Yuri began writing a diary on 22 June 1941 (without mentioning why he wanted to keep a diary, at all), without his sister, Irina's knowledge. The only known person to know that Yuri kept a diary, was his mother Antonina. According to his diary, she did not want him to keep a diary.

In a entry dated December 1941, Yuri mentions that he and his family were included in a list of those who will be evacuated from Leningrad, stating that the list showed they will be evacuated somewhere between one day to seven days (one week), but later states that the evacuation was later postponed for almost one month. Sometime later, his mother Antonina recieved a work card, his sister Irina a child card, and Yuri recieved one slice of bread. In the last entry for 1941 dated 24 December, Yuri recalls their life before the war and happiness.

In the first week of January 1942, Yuri and his family began to suffer from severe stomach disease.
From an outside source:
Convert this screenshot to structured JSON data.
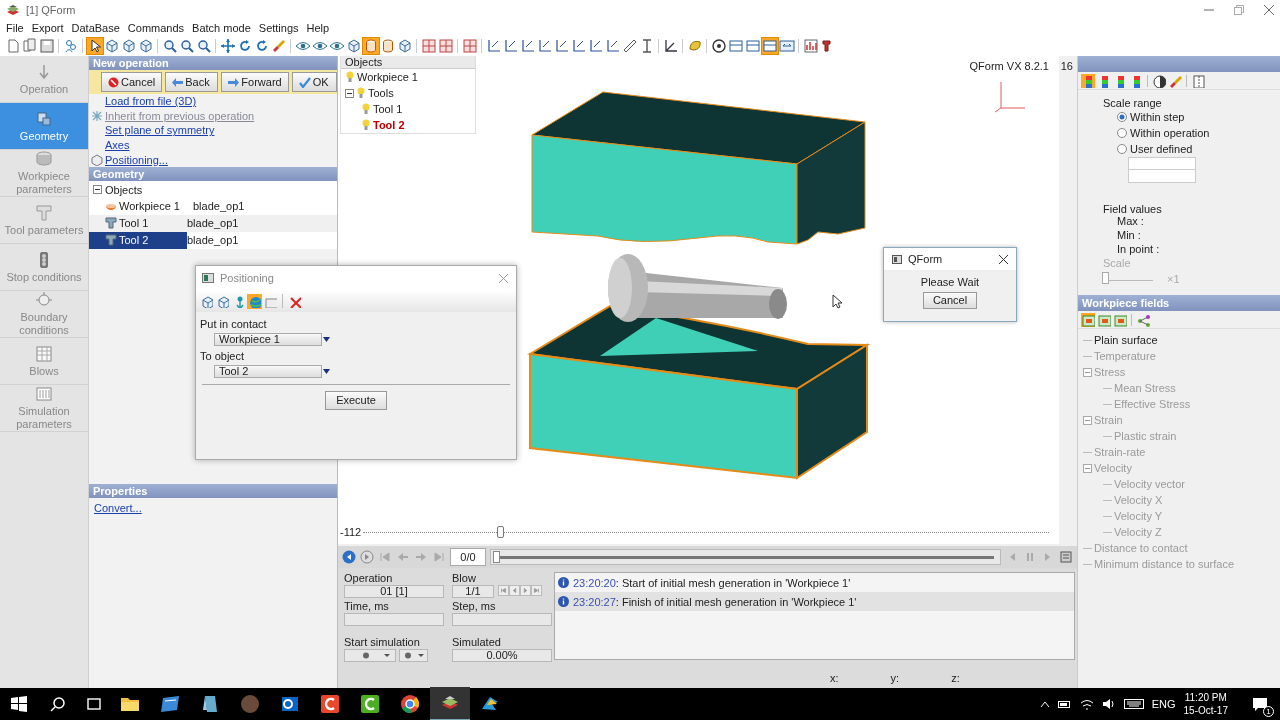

The last entry dated 6 January, ends literally in mid-sentence. Two days later on 8 January, the family were put on evacuation, whilst Yuri stayed behind, being gravely ill and weak. Yuri died alone in the family's apartment a few days later from starvation. After traveling for two weeks, the family arrived in Volgoda, where Antonina died the same day they arrived, from exhaustion. Irina, still alive, was sent to a orphanage in the city. On 11 February, Irina was sent to another orphanage in the village of Nikitskaya. She never found out what happened to her brother Yuri, almost all her life.

Once Irina became a adult, she began searching for her brother Yuri, and asked archivists for records, to discover Yuri's fate.

In February 2021, an archivist found records from the siege of Leningrad indicating that Yuri Ryabinkin died in 1942. Irina was later told of her brother's death.

The fate of Yuri's diary[change | change source]

Sometime in 1942 in Volgoda, a schoolteacher was taken to a hospital, suffering from tuberculosis. There, he gave a nurse named Rebekah Trifonovah in the hospital, a notebook which was Yuri Ryabinkin's diary. The schoolteacher was so weak that he could not talk, and therefore, he did not say where he got the diary. He died a few days later in the hospital. The nurse published the diary in 1970.

References[change | change source]

  1. Jones, Michael (2009). Leningrad: State of Siege. Hachette. ISBN 9781848541214.